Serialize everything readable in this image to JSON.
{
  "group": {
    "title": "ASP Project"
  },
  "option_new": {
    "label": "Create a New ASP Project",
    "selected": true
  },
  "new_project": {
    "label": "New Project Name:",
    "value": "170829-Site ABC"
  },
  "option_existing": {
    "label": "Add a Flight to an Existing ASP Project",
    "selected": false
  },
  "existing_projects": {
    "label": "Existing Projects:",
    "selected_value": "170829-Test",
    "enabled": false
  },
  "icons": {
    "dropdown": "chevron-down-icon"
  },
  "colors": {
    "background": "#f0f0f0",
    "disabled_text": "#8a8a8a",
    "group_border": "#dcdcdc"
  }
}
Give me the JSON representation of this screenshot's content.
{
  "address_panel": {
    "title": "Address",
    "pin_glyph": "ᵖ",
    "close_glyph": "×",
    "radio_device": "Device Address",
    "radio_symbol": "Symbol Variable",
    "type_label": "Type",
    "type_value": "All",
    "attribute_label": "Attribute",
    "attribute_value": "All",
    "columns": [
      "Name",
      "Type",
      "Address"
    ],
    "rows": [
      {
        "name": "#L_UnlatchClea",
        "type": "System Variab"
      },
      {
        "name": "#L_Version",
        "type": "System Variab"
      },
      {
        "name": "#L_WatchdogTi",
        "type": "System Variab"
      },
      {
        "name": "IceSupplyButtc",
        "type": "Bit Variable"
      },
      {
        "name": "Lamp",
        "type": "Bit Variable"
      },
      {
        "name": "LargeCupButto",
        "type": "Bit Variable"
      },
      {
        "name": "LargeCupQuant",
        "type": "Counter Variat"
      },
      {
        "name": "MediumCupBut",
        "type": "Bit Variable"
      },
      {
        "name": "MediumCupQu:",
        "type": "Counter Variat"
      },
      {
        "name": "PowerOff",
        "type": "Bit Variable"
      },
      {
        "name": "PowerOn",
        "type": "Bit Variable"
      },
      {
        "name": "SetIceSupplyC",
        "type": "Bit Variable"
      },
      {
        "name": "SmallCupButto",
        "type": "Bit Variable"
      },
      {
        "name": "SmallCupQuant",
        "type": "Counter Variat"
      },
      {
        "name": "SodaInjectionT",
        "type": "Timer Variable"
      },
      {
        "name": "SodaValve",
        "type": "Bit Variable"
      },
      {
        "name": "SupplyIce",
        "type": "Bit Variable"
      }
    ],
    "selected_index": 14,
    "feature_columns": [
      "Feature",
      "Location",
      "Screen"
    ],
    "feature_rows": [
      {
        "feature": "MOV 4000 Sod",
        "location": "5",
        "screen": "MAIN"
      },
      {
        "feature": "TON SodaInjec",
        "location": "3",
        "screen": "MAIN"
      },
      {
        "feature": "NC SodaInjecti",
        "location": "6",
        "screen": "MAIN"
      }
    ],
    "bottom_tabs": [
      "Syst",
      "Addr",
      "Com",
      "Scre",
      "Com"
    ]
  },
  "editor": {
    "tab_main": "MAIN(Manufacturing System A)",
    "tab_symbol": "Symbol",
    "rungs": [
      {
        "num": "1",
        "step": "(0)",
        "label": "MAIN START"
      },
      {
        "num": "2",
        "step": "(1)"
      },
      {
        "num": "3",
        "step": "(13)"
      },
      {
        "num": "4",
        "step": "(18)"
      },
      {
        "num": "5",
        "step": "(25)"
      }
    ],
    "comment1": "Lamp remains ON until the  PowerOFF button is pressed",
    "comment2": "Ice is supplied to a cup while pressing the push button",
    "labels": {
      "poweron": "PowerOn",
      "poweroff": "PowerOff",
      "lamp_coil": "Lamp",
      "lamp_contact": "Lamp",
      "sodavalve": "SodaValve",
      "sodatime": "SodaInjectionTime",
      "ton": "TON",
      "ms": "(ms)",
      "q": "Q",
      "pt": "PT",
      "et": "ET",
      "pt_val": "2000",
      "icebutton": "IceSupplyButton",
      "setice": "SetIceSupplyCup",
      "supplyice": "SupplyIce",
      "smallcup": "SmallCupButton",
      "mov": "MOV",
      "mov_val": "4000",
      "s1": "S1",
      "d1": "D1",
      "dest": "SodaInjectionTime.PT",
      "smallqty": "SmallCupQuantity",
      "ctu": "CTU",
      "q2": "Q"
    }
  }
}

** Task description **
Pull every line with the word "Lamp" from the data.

** Answer box **
        "name": "Lamp",
    "comment1": "Lamp remains ON until the  PowerOFF button is pressed",
      "lamp_coil": "Lamp",
      "lamp_contact": "Lamp",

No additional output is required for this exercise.